Search the data for the word "camera" and copy every line that contains it.

Start of Data for this task

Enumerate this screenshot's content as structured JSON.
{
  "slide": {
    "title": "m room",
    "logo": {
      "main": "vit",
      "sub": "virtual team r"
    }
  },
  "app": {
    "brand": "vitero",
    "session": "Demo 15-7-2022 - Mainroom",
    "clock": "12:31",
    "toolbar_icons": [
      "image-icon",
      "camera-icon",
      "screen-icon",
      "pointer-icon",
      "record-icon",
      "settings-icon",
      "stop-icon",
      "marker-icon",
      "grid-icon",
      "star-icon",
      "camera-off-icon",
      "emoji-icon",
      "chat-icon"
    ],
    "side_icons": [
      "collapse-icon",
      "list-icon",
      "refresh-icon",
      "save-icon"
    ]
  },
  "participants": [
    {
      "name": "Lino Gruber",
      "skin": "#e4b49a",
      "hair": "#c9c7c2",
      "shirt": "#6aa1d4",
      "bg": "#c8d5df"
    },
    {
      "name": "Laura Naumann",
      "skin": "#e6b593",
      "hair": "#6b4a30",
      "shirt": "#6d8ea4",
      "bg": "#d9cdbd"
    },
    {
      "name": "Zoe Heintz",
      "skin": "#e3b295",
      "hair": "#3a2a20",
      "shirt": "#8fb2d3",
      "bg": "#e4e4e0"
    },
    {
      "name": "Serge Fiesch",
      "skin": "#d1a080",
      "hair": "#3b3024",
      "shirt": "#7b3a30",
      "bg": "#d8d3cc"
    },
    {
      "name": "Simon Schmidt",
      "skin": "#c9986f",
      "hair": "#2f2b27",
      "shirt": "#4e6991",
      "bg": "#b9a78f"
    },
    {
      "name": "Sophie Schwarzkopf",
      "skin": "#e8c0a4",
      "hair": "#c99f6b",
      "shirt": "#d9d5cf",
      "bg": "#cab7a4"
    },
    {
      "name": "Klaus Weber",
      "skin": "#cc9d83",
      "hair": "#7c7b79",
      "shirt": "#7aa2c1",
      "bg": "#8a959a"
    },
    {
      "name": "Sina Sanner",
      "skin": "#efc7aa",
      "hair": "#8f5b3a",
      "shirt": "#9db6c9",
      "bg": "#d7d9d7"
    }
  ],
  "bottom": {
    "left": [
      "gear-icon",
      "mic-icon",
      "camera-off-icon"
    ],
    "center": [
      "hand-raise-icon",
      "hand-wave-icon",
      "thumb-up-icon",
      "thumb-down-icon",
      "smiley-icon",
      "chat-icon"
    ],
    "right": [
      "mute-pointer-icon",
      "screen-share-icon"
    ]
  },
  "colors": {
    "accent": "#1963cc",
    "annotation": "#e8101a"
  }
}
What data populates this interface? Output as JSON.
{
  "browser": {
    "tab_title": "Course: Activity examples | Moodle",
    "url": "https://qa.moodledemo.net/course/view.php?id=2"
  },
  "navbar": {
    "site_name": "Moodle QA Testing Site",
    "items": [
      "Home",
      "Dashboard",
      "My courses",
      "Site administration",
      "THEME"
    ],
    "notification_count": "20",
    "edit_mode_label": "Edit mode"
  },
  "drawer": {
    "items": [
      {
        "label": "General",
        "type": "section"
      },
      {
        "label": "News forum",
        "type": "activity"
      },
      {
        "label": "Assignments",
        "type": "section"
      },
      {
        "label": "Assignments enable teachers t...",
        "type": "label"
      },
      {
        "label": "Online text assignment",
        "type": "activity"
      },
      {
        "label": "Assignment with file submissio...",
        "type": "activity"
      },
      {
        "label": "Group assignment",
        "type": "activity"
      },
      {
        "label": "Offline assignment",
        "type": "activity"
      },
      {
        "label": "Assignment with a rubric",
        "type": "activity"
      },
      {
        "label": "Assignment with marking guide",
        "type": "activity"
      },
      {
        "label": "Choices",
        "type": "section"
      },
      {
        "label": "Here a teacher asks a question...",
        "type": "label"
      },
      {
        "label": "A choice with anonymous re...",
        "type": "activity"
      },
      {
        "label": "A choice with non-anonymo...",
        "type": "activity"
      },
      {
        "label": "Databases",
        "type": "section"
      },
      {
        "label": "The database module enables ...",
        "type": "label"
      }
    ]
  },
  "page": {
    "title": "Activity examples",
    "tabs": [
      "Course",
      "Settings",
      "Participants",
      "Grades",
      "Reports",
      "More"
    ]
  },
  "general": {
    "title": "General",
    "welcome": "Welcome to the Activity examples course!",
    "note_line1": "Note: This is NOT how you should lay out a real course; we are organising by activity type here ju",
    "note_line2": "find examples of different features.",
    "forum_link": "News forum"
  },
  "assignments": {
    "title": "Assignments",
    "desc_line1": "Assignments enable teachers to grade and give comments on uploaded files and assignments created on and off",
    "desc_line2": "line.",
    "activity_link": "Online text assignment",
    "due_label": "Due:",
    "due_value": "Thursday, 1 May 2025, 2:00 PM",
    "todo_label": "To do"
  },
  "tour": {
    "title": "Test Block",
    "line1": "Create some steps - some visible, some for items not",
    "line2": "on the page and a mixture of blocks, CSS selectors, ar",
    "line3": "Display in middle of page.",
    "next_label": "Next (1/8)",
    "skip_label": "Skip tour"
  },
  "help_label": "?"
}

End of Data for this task

**Exercise response:**
      "camera-icon",
      "camera-off-icon",
      "camera-off-icon"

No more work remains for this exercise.